CoMo Explained breaks it down in the podcast:  

What does immigration look like in mid-Missouri?

May 1, 2013
Wikimedia Commons

Earlier this month, a “Gang of Eight” bipartisan senators introduced an immigration bill that would grant low-skilled immigrant workers the opportunity to stay in the United States legally without a green card, among other reforms. Called “W-visas,” these visas would allow immigrants to fill positions that don’t require bachelor’s degrees for three years.

Null Value / Flickr

If you’re a crime show junkie, you’re probably well-acquainted with Elliot Stabler’s temper (NSFW language), Jimmy McNulty’s attitude and Horatio Caine’s shades . But do you know how violent crimes really get solved?

Four things you don’t know about college costs

Mar 7, 2013
File / KBIA

Annual tuition hikes over the past five years have made some Mizzou students question whether college is really worth the price tag. However, Nikki Krawitz, MU’s vice president for finance and administration, said the 2.3 percent per year rises in tuition are pretty reasonable compared to the 6 percent of colleges in surrounding states, according to the MU website.

The True/False film festival happens 'in the slash'

Mar 1, 2013
True False Film Festival sign
TrueFalseFilmFestival / Flickr

Catch all of KBIA's filmmaker interviews for this year's True/False Film Festival. Read True/False Conversations or listen to them through iTunes.

The world Paul Sturtz and David Wilson have spent 10 years creating started with the schism between reality and fiction.

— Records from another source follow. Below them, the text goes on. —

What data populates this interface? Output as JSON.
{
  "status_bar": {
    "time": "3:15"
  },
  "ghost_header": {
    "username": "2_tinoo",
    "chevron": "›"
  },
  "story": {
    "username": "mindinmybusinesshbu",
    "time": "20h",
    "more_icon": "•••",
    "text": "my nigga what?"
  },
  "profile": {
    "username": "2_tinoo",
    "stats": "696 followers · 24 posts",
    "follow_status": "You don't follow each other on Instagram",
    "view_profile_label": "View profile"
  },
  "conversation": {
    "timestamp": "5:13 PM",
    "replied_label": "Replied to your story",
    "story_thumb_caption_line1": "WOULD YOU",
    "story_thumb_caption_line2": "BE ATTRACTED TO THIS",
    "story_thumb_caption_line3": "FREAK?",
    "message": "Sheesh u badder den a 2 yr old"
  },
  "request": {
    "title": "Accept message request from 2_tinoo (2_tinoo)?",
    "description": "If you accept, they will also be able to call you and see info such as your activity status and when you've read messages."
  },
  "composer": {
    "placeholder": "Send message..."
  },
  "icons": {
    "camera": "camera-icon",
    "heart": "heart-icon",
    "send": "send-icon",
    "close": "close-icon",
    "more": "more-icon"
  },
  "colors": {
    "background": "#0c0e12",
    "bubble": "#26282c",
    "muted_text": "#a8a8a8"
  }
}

Watch the show and join the conversation on the Intersection website.